#### [Directions for this task]
Scan the entries below. Return every line that includes "WHOLE".

#### [Records for processing]

────────────────────

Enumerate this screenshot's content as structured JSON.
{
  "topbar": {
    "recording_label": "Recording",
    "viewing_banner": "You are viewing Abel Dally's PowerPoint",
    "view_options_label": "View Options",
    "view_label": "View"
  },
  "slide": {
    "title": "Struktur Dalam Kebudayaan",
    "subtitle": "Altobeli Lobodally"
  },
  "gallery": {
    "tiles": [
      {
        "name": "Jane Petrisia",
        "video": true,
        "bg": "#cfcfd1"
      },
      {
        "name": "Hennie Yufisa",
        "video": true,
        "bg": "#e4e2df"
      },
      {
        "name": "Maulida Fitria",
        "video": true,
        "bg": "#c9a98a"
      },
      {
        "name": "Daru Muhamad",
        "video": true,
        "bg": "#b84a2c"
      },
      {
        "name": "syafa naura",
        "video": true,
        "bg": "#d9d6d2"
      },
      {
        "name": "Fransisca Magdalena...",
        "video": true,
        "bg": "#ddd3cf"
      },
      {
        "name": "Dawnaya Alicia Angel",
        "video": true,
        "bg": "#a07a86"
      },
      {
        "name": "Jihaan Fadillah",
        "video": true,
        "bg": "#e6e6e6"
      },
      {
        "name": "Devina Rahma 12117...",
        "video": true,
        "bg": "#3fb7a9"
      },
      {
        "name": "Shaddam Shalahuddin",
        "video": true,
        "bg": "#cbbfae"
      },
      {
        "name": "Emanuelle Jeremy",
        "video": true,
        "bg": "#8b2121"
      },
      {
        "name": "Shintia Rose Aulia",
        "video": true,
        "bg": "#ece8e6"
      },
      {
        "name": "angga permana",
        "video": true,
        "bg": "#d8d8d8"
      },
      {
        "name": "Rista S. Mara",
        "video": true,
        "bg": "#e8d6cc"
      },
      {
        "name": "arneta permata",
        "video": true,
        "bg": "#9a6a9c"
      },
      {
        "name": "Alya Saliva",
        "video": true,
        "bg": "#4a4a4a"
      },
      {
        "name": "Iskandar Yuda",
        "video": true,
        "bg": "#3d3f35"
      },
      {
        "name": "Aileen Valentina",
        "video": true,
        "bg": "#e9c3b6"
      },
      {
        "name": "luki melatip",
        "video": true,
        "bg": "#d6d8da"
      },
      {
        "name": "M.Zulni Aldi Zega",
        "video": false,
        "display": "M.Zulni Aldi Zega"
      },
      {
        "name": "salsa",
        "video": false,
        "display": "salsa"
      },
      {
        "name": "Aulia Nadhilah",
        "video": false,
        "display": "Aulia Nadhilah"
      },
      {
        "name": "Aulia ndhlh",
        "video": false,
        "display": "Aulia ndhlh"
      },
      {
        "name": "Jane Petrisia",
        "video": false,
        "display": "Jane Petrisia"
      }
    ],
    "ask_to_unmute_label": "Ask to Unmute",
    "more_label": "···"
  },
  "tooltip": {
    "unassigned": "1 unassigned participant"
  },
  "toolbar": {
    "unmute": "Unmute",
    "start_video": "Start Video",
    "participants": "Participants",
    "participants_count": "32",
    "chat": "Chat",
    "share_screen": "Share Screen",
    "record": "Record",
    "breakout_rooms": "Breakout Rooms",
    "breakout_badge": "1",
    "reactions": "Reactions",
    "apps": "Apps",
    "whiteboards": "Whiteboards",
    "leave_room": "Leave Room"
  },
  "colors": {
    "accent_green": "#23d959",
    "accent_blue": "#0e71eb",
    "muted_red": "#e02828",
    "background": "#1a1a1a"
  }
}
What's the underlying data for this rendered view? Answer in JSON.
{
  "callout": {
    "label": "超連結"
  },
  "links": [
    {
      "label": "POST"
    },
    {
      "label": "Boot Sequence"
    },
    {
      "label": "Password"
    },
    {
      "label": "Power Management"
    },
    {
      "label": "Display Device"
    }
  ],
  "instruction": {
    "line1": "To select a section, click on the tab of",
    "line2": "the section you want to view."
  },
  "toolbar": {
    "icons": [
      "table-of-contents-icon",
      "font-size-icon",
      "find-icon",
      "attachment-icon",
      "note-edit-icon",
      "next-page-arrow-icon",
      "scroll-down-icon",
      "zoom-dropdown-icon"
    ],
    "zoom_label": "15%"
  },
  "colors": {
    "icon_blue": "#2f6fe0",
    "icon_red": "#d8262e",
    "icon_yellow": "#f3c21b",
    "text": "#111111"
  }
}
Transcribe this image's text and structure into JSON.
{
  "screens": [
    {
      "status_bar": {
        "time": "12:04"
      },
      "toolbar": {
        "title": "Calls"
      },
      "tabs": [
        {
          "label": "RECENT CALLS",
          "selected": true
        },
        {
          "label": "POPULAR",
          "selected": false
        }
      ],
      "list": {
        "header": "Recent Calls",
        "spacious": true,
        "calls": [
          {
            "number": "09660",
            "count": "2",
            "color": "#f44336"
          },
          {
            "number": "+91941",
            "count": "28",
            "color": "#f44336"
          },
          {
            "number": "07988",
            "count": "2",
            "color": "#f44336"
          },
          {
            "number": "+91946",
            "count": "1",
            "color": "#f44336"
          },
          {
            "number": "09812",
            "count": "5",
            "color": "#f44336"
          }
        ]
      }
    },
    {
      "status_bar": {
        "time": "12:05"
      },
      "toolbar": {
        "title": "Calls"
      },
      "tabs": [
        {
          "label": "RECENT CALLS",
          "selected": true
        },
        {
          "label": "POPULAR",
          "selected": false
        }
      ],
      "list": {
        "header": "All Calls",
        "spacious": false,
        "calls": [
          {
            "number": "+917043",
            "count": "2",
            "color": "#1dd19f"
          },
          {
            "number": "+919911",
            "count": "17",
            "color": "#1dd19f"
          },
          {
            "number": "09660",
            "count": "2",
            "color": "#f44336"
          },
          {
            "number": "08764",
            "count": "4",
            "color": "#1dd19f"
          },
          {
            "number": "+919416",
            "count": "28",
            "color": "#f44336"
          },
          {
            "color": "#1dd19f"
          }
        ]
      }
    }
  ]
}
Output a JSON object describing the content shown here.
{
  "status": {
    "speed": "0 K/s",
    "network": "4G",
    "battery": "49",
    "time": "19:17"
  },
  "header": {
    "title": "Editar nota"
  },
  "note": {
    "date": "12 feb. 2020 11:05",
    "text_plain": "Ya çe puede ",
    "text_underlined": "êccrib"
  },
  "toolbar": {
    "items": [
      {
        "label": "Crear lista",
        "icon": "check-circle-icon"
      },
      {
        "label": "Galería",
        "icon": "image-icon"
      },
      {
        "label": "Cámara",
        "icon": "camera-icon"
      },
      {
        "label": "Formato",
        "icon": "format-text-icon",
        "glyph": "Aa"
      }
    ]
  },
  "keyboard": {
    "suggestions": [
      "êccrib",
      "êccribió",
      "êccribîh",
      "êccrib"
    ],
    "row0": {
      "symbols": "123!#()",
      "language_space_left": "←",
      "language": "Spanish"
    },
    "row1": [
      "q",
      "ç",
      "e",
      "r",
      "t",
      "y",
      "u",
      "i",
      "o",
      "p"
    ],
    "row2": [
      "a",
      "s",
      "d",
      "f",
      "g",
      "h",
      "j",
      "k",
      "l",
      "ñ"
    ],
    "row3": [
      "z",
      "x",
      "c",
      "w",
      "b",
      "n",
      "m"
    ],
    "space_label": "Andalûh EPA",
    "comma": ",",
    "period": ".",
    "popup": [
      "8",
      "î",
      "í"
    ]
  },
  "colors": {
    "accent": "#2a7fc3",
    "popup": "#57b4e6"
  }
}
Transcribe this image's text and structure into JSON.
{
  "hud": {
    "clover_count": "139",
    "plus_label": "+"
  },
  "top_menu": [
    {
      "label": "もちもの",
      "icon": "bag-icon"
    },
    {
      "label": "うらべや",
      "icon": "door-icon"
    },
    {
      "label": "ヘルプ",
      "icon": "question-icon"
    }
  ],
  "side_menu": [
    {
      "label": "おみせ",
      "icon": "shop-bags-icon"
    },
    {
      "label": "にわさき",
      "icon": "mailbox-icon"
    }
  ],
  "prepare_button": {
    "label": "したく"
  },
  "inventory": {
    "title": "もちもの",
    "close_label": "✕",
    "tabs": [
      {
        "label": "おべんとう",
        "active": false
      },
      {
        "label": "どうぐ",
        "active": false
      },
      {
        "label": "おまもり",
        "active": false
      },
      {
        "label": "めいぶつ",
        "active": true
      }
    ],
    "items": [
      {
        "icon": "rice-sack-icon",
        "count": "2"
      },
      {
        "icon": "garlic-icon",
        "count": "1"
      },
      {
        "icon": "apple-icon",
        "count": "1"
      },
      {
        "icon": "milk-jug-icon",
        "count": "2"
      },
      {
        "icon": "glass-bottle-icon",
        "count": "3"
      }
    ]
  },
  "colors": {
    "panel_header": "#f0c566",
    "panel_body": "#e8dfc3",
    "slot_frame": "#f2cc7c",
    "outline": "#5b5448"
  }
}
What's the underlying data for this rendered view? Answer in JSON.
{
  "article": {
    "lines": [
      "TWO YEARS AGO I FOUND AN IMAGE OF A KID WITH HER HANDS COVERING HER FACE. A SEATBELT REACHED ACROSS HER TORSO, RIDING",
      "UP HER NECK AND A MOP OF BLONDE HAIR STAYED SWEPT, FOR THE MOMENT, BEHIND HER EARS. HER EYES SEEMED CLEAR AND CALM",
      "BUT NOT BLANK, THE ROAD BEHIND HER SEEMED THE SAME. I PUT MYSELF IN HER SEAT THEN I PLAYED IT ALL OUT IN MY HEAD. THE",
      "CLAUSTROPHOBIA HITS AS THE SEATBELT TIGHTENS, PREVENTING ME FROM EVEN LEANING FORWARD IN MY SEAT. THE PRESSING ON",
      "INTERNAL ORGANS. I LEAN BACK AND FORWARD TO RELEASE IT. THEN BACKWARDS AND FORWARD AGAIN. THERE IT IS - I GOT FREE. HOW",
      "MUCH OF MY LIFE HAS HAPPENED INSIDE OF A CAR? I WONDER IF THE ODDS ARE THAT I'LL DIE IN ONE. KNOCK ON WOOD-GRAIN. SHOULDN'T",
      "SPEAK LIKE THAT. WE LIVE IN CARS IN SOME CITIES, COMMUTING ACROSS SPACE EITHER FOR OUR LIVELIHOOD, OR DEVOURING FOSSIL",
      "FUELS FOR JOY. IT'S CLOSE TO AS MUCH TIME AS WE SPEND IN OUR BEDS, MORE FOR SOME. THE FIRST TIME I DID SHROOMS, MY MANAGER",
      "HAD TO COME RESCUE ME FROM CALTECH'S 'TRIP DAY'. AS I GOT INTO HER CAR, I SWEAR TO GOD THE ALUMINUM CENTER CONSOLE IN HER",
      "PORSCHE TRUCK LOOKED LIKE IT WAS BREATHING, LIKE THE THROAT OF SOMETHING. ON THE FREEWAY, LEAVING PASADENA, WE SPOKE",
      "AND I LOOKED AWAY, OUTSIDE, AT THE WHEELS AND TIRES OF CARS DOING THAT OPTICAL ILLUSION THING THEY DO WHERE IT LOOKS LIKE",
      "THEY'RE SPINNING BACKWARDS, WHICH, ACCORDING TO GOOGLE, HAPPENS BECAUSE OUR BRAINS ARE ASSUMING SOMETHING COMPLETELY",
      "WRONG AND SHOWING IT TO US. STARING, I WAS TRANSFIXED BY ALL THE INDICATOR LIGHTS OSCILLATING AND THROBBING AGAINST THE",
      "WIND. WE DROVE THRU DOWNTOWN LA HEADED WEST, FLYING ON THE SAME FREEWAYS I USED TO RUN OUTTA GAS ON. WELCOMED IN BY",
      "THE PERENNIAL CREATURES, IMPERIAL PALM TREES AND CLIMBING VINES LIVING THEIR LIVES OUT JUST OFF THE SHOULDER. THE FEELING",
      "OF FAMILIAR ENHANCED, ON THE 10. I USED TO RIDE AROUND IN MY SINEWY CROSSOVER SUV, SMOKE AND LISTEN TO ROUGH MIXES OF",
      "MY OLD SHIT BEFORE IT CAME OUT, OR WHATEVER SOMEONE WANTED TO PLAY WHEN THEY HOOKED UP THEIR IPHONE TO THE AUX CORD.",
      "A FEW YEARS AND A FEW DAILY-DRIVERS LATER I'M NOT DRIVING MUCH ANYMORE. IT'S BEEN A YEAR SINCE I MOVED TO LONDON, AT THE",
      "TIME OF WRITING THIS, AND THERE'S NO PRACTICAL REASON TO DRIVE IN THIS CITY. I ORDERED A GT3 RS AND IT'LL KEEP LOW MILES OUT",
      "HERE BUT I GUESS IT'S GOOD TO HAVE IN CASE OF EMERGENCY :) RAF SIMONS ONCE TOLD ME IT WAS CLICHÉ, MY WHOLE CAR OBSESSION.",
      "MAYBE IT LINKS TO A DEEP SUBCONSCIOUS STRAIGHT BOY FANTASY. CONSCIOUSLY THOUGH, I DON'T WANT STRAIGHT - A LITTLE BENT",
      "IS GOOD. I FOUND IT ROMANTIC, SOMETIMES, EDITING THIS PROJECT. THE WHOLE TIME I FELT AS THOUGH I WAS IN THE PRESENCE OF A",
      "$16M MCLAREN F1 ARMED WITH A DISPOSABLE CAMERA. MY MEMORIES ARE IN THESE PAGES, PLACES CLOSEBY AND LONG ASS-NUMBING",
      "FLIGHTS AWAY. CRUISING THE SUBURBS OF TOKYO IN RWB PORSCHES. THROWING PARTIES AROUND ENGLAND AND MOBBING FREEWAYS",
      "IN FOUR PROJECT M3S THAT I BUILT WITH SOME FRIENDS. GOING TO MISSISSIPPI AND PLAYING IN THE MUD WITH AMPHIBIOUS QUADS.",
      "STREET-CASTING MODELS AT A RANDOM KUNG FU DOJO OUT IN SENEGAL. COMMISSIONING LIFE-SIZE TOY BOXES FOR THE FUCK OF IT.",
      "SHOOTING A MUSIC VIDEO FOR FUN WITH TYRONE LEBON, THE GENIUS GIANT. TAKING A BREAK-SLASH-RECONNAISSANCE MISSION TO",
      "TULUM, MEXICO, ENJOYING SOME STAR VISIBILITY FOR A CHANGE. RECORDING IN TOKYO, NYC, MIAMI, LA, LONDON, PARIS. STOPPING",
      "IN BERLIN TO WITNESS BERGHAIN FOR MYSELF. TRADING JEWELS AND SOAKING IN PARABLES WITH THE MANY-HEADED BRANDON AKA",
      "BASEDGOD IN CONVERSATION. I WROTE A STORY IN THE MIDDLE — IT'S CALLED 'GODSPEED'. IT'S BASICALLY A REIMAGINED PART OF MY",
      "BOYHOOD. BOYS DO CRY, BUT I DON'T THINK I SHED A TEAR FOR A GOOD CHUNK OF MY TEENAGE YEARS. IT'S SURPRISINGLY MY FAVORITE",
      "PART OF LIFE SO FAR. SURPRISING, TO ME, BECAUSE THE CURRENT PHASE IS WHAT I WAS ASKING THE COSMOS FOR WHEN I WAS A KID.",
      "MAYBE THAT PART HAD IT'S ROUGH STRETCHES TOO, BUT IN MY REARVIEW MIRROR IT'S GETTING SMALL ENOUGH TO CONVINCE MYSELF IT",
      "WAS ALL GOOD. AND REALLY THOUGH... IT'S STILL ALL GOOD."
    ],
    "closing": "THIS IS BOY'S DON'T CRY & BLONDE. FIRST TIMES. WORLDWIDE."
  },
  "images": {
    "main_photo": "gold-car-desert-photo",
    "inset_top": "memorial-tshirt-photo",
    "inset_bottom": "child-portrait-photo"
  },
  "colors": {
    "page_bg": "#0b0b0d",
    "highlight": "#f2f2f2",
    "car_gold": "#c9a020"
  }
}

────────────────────

#### [Task output]
      "HERE BUT I GUESS IT'S GOOD TO HAVE IN CASE OF EMERGENCY :) RAF SIMONS ONCE TOLD ME IT WAS CLICHÉ, MY WHOLE CAR OBSESSION.",
      "IS GOOD. I FOUND IT ROMANTIC, SOMETIMES, EDITING THIS PROJECT. THE WHOLE TIME I FELT AS THOUGH I WAS IN THE PRESENCE OF A",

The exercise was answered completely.